=== Section Start ===
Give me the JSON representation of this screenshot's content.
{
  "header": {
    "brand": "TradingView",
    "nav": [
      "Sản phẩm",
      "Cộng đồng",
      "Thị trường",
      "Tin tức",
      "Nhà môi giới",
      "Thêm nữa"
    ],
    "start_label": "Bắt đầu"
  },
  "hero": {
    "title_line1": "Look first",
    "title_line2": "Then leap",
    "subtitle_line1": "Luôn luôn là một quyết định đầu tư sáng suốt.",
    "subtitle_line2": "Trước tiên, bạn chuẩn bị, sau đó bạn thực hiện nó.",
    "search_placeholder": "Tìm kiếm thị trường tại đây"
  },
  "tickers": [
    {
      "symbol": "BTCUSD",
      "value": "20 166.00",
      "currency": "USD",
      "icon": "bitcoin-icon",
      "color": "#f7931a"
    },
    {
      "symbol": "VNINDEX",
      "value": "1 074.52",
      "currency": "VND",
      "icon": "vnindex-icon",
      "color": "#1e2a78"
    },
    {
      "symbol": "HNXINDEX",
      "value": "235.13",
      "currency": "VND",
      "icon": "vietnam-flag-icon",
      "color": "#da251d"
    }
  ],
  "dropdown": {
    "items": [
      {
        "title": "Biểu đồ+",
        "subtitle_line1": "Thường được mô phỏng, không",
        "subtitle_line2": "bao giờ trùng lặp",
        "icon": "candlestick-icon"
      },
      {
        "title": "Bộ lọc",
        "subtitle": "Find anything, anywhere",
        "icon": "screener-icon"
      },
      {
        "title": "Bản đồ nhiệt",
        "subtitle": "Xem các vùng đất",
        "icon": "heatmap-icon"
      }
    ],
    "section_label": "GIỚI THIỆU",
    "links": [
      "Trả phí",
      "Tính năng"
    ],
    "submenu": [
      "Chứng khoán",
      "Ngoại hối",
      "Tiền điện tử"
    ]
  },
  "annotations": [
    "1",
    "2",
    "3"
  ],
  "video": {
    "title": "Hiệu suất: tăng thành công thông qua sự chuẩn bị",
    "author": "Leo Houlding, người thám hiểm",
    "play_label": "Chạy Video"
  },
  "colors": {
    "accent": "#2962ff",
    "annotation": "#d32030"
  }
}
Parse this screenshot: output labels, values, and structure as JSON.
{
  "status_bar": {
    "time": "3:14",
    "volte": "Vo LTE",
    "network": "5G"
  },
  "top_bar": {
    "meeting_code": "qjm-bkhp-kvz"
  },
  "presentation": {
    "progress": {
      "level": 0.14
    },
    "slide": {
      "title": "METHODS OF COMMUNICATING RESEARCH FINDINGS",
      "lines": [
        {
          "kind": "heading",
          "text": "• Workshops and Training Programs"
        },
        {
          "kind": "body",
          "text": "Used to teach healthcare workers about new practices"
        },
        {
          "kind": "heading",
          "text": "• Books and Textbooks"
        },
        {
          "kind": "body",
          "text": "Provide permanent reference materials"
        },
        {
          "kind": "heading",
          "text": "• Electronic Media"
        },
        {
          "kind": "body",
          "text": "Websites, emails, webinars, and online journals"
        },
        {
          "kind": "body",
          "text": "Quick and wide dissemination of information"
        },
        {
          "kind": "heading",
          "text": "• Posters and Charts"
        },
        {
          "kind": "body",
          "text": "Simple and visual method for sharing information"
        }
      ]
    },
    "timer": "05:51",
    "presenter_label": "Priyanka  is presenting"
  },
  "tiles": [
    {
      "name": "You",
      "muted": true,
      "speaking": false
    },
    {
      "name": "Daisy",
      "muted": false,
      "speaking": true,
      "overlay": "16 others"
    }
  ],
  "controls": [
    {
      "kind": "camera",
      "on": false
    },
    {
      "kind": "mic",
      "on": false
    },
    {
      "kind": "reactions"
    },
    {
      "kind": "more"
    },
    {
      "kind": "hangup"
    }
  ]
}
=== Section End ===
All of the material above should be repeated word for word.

Give me the JSON representation of this screenshot's content.
{
  "header": {
    "brand": "TradingView",
    "nav": [
      "Sản phẩm",
      "Cộng đồng",
      "Thị trường",
      "Tin tức",
      "Nhà môi giới",
      "Thêm nữa"
    ],
    "start_label": "Bắt đầu"
  },
  "hero": {
    "title_line1": "Look first",
    "title_line2": "Then leap",
    "subtitle_line1": "Luôn luôn là một quyết định đầu tư sáng suốt.",
    "subtitle_line2": "Trước tiên, bạn chuẩn bị, sau đó bạn thực hiện nó.",
    "search_placeholder": "Tìm kiếm thị trường tại đây"
  },
  "tickers": [
    {
      "symbol": "BTCUSD",
      "value": "20 166.00",
      "currency": "USD",
      "icon": "bitcoin-icon",
      "color": "#f7931a"
    },
    {
      "symbol": "VNINDEX",
      "value": "1 074.52",
      "currency": "VND",
      "icon": "vnindex-icon",
      "color": "#1e2a78"
    },
    {
      "symbol": "HNXINDEX",
      "value": "235.13",
      "currency": "VND",
      "icon": "vietnam-flag-icon",
      "color": "#da251d"
    }
  ],
  "dropdown": {
    "items": [
      {
        "title": "Biểu đồ+",
        "subtitle_line1": "Thường được mô phỏng, không",
        "subtitle_line2": "bao giờ trùng lặp",
        "icon": "candlestick-icon"
      },
      {
        "title": "Bộ lọc",
        "subtitle": "Find anything, anywhere",
        "icon": "screener-icon"
      },
      {
        "title": "Bản đồ nhiệt",
        "subtitle": "Xem các vùng đất",
        "icon": "heatmap-icon"
      }
    ],
    "section_label": "GIỚI THIỆU",
    "links": [
      "Trả phí",
      "Tính năng"
    ],
    "submenu": [
      "Chứng khoán",
      "Ngoại hối",
      "Tiền điện tử"
    ]
  },
  "annotations": [
    "1",
    "2",
    "3"
  ],
  "video": {
    "title": "Hiệu suất: tăng thành công thông qua sự chuẩn bị",
    "author": "Leo Houlding, người thám hiểm",
    "play_label": "Chạy Video"
  },
  "colors": {
    "accent": "#2962ff",
    "annotation": "#d32030"
  }
}
Parse this screenshot: output labels, values, and structure as JSON.
{
  "status_bar": {
    "time": "3:14",
    "volte": "Vo LTE",
    "network": "5G"
  },
  "top_bar": {
    "meeting_code": "qjm-bkhp-kvz"
  },
  "presentation": {
    "progress": {
      "level": 0.14
    },
    "slide": {
      "title": "METHODS OF COMMUNICATING RESEARCH FINDINGS",
      "lines": [
        {
          "kind": "heading",
          "text": "• Workshops and Training Programs"
        },
        {
          "kind": "body",
          "text": "Used to teach healthcare workers about new practices"
        },
        {
          "kind": "heading",
          "text": "• Books and Textbooks"
        },
        {
          "kind": "body",
          "text": "Provide permanent reference materials"
        },
        {
          "kind": "heading",
          "text": "• Electronic Media"
        },
        {
          "kind": "body",
          "text": "Websites, emails, webinars, and online journals"
        },
        {
          "kind": "body",
          "text": "Quick and wide dissemination of information"
        },
        {
          "kind": "heading",
          "text": "• Posters and Charts"
        },
        {
          "kind": "body",
          "text": "Simple and visual method for sharing information"
        }
      ]
    },
    "timer": "05:51",
    "presenter_label": "Priyanka  is presenting"
  },
  "tiles": [
    {
      "name": "You",
      "muted": true,
      "speaking": false
    },
    {
      "name": "Daisy",
      "muted": false,
      "speaking": true,
      "overlay": "16 others"
    }
  ],
  "controls": [
    {
      "kind": "camera",
      "on": false
    },
    {
      "kind": "mic",
      "on": false
    },
    {
      "kind": "reactions"
    },
    {
      "kind": "more"
    },
    {
      "kind": "hangup"
    }
  ]
}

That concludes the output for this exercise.